_PROBLEM_
Images do not belong in the copy. Set down all the entries exactly.
■ ■ ■ ■ ■ ■ ■
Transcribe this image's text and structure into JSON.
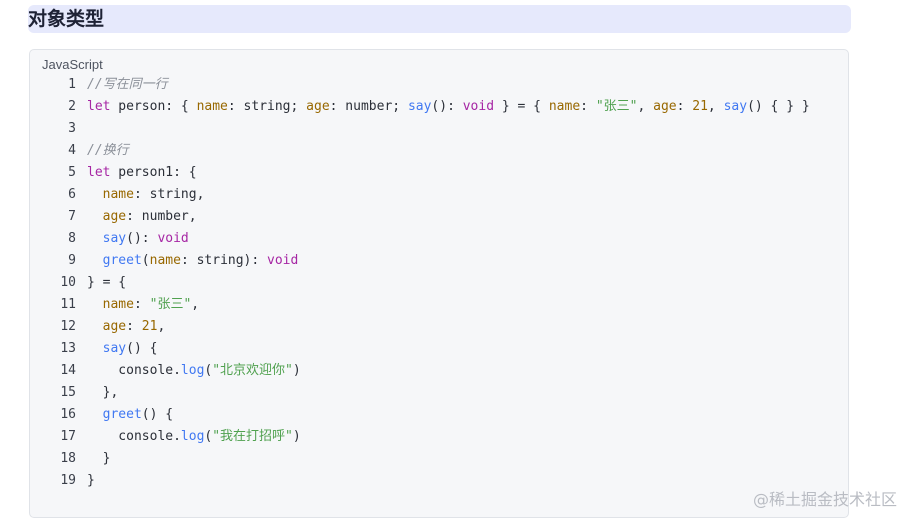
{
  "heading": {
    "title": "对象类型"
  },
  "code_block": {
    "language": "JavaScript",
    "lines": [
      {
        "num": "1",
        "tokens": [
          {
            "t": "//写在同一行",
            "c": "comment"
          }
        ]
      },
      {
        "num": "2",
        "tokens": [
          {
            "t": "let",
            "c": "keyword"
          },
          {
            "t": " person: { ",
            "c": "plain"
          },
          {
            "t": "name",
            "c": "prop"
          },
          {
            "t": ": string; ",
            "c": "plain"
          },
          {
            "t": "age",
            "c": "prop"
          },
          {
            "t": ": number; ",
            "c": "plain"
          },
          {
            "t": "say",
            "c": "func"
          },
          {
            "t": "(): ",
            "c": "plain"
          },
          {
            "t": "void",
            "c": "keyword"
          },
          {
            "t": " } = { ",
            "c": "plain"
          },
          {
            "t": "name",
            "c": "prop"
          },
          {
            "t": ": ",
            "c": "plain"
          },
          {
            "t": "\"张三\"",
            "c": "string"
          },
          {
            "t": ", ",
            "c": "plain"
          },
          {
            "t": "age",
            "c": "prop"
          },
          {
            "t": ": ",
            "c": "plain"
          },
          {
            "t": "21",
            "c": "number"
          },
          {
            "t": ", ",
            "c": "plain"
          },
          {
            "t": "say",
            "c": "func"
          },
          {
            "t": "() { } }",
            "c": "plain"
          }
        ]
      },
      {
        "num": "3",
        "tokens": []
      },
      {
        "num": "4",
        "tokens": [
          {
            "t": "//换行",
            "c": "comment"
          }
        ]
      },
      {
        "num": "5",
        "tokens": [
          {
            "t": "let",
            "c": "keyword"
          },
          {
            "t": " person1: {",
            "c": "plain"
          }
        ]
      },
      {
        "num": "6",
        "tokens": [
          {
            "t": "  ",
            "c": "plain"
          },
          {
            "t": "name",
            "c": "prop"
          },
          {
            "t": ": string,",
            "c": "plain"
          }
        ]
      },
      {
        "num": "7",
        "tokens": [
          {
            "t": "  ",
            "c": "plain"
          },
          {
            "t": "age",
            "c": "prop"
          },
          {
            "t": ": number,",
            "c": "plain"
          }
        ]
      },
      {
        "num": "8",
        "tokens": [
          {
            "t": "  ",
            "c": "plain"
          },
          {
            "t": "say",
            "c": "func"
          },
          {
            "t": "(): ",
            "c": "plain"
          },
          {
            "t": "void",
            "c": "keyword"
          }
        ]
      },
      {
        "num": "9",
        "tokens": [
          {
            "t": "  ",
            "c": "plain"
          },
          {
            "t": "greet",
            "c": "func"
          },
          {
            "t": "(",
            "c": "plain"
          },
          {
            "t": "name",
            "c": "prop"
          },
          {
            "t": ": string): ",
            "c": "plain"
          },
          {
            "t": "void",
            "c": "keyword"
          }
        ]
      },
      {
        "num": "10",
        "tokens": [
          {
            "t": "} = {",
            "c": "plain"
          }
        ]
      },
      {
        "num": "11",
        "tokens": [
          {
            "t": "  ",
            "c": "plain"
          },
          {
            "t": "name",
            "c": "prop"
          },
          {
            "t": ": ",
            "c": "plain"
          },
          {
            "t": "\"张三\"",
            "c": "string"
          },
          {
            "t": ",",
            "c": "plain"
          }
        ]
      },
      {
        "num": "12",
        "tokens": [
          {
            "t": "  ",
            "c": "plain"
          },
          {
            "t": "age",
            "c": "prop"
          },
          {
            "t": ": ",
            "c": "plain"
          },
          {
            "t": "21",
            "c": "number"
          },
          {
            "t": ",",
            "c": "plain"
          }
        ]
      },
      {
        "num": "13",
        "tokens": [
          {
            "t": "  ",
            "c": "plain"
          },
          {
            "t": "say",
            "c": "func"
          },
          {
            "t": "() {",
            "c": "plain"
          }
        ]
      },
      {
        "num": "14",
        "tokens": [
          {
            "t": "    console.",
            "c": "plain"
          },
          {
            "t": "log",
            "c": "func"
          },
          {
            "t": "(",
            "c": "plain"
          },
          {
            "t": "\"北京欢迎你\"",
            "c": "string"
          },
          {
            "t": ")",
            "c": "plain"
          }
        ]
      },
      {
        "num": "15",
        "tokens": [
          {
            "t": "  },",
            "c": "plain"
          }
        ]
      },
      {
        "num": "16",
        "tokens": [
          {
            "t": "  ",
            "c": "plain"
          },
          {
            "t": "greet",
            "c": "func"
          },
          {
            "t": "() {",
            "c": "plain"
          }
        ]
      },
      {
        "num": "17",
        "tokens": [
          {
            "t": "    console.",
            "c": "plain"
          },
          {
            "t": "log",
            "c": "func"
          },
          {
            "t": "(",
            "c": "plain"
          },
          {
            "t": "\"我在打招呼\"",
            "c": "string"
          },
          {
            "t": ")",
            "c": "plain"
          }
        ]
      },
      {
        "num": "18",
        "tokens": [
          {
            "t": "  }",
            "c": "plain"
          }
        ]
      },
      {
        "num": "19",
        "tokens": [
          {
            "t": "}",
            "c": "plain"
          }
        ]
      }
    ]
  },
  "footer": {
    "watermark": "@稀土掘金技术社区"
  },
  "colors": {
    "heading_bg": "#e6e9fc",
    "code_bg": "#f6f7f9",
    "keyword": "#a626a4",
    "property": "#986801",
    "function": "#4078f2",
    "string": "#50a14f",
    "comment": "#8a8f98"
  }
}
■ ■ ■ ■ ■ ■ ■
_SOLUTION_
Transcribe this image's text and structure into JSON.
{
  "heading": {
    "title": "对象类型"
  },
  "code_block": {
    "language": "JavaScript",
    "lines": [
      {
        "num": "1",
        "tokens": [
          {
            "t": "//写在同一行",
            "c": "comment"
          }
        ]
      },
      {
        "num": "2",
        "tokens": [
          {
            "t": "let",
            "c": "keyword"
          },
          {
            "t": " person: { ",
            "c": "plain"
          },
          {
            "t": "name",
            "c": "prop"
          },
          {
            "t": ": string; ",
            "c": "plain"
          },
          {
            "t": "age",
            "c": "prop"
          },
          {
            "t": ": number; ",
            "c": "plain"
          },
          {
            "t": "say",
            "c": "func"
          },
          {
            "t": "(): ",
            "c": "plain"
          },
          {
            "t": "void",
            "c": "keyword"
          },
          {
            "t": " } = { ",
            "c": "plain"
          },
          {
            "t": "name",
            "c": "prop"
          },
          {
            "t": ": ",
            "c": "plain"
          },
          {
            "t": "\"张三\"",
            "c": "string"
          },
          {
            "t": ", ",
            "c": "plain"
          },
          {
            "t": "age",
            "c": "prop"
          },
          {
            "t": ": ",
            "c": "plain"
          },
          {
            "t": "21",
            "c": "number"
          },
          {
            "t": ", ",
            "c": "plain"
          },
          {
            "t": "say",
            "c": "func"
          },
          {
            "t": "() { } }",
            "c": "plain"
          }
        ]
      },
      {
        "num": "3",
        "tokens": []
      },
      {
        "num": "4",
        "tokens": [
          {
            "t": "//换行",
            "c": "comment"
          }
        ]
      },
      {
        "num": "5",
        "tokens": [
          {
            "t": "let",
            "c": "keyword"
          },
          {
            "t": " person1: {",
            "c": "plain"
          }
        ]
      },
      {
        "num": "6",
        "tokens": [
          {
            "t": "  ",
            "c": "plain"
          },
          {
            "t": "name",
            "c": "prop"
          },
          {
            "t": ": string,",
            "c": "plain"
          }
        ]
      },
      {
        "num": "7",
        "tokens": [
          {
            "t": "  ",
            "c": "plain"
          },
          {
            "t": "age",
            "c": "prop"
          },
          {
            "t": ": number,",
            "c": "plain"
          }
        ]
      },
      {
        "num": "8",
        "tokens": [
          {
            "t": "  ",
            "c": "plain"
          },
          {
            "t": "say",
            "c": "func"
          },
          {
            "t": "(): ",
            "c": "plain"
          },
          {
            "t": "void",
            "c": "keyword"
          }
        ]
      },
      {
        "num": "9",
        "tokens": [
          {
            "t": "  ",
            "c": "plain"
          },
          {
            "t": "greet",
            "c": "func"
          },
          {
            "t": "(",
            "c": "plain"
          },
          {
            "t": "name",
            "c": "prop"
          },
          {
            "t": ": string): ",
            "c": "plain"
          },
          {
            "t": "void",
            "c": "keyword"
          }
        ]
      },
      {
        "num": "10",
        "tokens": [
          {
            "t": "} = {",
            "c": "plain"
          }
        ]
      },
      {
        "num": "11",
        "tokens": [
          {
            "t": "  ",
            "c": "plain"
          },
          {
            "t": "name",
            "c": "prop"
          },
          {
            "t": ": ",
            "c": "plain"
          },
          {
            "t": "\"张三\"",
            "c": "string"
          },
          {
            "t": ",",
            "c": "plain"
          }
        ]
      },
      {
        "num": "12",
        "tokens": [
          {
            "t": "  ",
            "c": "plain"
          },
          {
            "t": "age",
            "c": "prop"
          },
          {
            "t": ": ",
            "c": "plain"
          },
          {
            "t": "21",
            "c": "number"
          },
          {
            "t": ",",
            "c": "plain"
          }
        ]
      },
      {
        "num": "13",
        "tokens": [
          {
            "t": "  ",
            "c": "plain"
          },
          {
            "t": "say",
            "c": "func"
          },
          {
            "t": "() {",
            "c": "plain"
          }
        ]
      },
      {
        "num": "14",
        "tokens": [
          {
            "t": "    console.",
            "c": "plain"
          },
          {
            "t": "log",
            "c": "func"
          },
          {
            "t": "(",
            "c": "plain"
          },
          {
            "t": "\"北京欢迎你\"",
            "c": "string"
          },
          {
            "t": ")",
            "c": "plain"
          }
        ]
      },
      {
        "num": "15",
        "tokens": [
          {
            "t": "  },",
            "c": "plain"
          }
        ]
      },
      {
        "num": "16",
        "tokens": [
          {
            "t": "  ",
            "c": "plain"
          },
          {
            "t": "greet",
            "c": "func"
          },
          {
            "t": "() {",
            "c": "plain"
          }
        ]
      },
      {
        "num": "17",
        "tokens": [
          {
            "t": "    console.",
            "c": "plain"
          },
          {
            "t": "log",
            "c": "func"
          },
          {
            "t": "(",
            "c": "plain"
          },
          {
            "t": "\"我在打招呼\"",
            "c": "string"
          },
          {
            "t": ")",
            "c": "plain"
          }
        ]
      },
      {
        "num": "18",
        "tokens": [
          {
            "t": "  }",
            "c": "plain"
          }
        ]
      },
      {
        "num": "19",
        "tokens": [
          {
            "t": "}",
            "c": "plain"
          }
        ]
      }
    ]
  },
  "footer": {
    "watermark": "@稀土掘金技术社区"
  },
  "colors": {
    "heading_bg": "#e6e9fc",
    "code_bg": "#f6f7f9",
    "keyword": "#a626a4",
    "property": "#986801",
    "function": "#4078f2",
    "string": "#50a14f",
    "comment": "#8a8f98"
  }
}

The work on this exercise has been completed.